- [Work to complete]: Using the records below, locate all lines containing "System" and return them.

- [Dataset records]:
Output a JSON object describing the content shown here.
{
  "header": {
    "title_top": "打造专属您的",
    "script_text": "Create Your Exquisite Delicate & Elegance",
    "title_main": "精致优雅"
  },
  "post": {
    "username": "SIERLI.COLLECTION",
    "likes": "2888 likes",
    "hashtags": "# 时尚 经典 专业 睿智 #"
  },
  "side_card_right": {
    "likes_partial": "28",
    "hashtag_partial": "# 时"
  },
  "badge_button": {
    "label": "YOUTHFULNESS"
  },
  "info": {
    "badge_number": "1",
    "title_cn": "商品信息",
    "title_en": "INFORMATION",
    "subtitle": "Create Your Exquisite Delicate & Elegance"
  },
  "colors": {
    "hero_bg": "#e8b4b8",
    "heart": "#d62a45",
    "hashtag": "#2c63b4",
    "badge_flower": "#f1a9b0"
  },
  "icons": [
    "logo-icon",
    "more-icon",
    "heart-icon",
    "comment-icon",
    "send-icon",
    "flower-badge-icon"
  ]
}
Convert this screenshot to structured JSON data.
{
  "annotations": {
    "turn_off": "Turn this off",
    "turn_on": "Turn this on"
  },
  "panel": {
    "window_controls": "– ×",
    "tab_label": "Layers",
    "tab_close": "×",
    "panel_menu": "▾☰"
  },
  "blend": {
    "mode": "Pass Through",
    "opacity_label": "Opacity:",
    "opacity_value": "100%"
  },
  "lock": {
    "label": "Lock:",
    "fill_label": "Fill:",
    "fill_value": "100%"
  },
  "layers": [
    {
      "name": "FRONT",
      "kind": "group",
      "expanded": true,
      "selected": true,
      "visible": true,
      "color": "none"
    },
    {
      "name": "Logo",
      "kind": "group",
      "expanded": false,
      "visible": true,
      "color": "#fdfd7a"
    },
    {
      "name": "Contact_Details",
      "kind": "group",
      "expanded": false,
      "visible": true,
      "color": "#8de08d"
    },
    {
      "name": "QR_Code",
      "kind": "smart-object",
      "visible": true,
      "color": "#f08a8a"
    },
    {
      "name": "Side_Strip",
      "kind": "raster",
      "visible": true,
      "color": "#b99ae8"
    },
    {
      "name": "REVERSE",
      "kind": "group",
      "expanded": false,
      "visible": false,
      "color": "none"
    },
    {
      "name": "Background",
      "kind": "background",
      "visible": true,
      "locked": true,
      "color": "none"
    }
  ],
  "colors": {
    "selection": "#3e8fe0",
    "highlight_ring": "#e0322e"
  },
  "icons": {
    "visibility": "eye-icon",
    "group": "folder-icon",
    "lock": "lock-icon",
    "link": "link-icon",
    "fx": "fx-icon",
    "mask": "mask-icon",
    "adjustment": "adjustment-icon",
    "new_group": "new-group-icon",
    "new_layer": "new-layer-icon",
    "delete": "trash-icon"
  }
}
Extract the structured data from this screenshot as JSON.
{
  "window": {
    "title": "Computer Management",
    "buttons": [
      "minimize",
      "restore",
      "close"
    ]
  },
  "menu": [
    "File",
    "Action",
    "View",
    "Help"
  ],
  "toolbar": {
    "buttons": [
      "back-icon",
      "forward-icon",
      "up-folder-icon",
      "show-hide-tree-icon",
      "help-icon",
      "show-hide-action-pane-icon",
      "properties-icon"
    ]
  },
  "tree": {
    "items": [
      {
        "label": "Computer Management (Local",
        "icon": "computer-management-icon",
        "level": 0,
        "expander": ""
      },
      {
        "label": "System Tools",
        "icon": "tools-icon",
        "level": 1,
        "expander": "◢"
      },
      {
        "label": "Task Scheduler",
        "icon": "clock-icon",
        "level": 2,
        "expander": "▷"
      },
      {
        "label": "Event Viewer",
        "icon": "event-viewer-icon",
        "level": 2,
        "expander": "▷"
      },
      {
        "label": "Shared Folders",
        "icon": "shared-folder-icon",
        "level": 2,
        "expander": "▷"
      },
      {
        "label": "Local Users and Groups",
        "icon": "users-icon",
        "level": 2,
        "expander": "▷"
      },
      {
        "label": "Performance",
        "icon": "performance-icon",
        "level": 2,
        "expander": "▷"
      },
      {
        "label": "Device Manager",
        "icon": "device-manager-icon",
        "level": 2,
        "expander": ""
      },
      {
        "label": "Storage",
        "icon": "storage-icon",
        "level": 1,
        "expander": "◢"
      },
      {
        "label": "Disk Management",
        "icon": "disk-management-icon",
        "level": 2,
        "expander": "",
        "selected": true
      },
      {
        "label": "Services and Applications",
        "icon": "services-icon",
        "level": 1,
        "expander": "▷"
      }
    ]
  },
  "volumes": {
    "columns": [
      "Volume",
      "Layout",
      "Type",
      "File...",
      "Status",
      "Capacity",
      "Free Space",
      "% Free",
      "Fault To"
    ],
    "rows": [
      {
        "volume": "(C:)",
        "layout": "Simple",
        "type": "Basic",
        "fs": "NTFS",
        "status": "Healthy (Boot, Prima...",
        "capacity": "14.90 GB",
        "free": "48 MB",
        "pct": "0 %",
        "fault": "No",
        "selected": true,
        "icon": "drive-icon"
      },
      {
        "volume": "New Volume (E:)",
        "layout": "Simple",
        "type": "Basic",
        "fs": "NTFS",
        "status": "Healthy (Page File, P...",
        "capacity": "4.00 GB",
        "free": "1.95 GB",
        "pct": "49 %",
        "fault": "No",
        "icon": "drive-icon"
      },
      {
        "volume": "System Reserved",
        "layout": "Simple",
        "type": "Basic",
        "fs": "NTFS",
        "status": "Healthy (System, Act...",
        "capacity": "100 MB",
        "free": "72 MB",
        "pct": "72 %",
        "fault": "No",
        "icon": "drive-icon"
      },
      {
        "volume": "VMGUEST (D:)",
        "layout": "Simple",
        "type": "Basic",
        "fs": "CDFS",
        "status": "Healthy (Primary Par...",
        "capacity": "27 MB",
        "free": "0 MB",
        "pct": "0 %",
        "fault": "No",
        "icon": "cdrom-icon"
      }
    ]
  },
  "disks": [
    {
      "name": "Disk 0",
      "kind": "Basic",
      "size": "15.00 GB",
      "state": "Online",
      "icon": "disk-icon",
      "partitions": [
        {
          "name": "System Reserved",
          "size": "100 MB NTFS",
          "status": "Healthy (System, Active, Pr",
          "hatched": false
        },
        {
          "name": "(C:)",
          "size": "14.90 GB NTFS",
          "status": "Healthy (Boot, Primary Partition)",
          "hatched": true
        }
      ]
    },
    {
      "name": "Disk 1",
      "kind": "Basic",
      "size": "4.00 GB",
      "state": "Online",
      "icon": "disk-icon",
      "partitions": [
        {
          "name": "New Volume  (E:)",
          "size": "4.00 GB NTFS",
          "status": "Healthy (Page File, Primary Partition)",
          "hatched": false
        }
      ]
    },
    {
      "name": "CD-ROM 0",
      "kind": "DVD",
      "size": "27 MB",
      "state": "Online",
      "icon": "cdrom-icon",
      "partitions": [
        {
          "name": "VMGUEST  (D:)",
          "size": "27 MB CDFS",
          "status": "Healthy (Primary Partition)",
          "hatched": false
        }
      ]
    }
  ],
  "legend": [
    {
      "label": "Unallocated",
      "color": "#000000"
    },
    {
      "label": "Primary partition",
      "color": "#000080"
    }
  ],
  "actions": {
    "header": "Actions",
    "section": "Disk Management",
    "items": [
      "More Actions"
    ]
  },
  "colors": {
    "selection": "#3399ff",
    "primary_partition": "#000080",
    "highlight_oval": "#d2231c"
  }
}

- [Exercise output]:
        "label": "System Tools",
        "volume": "System Reserved",
        "status": "Healthy (System, Act...",
          "name": "System Reserved",
          "status": "Healthy (System, Active, Pr",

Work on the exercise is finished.